YOUR GOAL: Exactly the lines from the one holding "Transcribe this image's" through the final line of the data are wanted, copied as written.

[RECORDS SHOWN Boundary: Start]

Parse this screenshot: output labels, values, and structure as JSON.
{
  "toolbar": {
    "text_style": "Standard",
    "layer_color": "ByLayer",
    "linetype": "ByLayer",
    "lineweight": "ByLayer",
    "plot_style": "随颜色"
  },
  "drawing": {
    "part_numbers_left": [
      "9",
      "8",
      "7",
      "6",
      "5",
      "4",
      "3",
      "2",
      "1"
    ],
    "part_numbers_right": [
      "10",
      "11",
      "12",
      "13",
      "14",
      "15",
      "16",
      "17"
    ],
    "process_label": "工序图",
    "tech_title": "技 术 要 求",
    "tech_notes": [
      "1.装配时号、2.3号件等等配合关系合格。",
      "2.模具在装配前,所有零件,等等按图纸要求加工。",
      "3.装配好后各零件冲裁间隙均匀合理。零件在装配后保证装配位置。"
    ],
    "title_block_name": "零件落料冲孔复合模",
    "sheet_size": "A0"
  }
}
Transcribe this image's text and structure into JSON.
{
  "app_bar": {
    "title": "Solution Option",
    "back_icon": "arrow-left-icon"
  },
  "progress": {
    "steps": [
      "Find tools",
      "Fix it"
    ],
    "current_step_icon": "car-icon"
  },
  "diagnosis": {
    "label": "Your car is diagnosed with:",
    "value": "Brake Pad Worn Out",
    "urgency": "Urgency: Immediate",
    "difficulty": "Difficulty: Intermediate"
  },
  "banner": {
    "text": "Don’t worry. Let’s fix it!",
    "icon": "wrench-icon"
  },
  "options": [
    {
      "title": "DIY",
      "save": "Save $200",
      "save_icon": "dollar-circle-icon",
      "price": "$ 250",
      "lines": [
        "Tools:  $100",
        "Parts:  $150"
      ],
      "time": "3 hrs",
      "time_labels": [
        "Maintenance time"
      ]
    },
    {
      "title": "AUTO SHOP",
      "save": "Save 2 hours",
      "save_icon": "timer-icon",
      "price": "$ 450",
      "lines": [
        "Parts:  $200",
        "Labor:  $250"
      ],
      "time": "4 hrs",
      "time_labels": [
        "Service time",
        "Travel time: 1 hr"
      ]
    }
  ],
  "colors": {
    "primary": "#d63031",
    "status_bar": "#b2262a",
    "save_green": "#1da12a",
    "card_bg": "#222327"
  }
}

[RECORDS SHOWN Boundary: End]

SOLVED EXERCISE:
Transcribe this image's text and structure into JSON.
{
  "app_bar": {
    "title": "Solution Option",
    "back_icon": "arrow-left-icon"
  },
  "progress": {
    "steps": [
      "Find tools",
      "Fix it"
    ],
    "current_step_icon": "car-icon"
  },
  "diagnosis": {
    "label": "Your car is diagnosed with:",
    "value": "Brake Pad Worn Out",
    "urgency": "Urgency: Immediate",
    "difficulty": "Difficulty: Intermediate"
  },
  "banner": {
    "text": "Don’t worry. Let’s fix it!",
    "icon": "wrench-icon"
  },
  "options": [
    {
      "title": "DIY",
      "save": "Save $200",
      "save_icon": "dollar-circle-icon",
      "price": "$ 250",
      "lines": [
        "Tools:  $100",
        "Parts:  $150"
      ],
      "time": "3 hrs",
      "time_labels": [
        "Maintenance time"
      ]
    },
    {
      "title": "AUTO SHOP",
      "save": "Save 2 hours",
      "save_icon": "timer-icon",
      "price": "$ 450",
      "lines": [
        "Parts:  $200",
        "Labor:  $250"
      ],
      "time": "4 hrs",
      "time_labels": [
        "Service time",
        "Travel time: 1 hr"
      ]
    }
  ],
  "colors": {
    "primary": "#d63031",
    "status_bar": "#b2262a",
    "save_green": "#1da12a",
    "card_bg": "#222327"
  }
}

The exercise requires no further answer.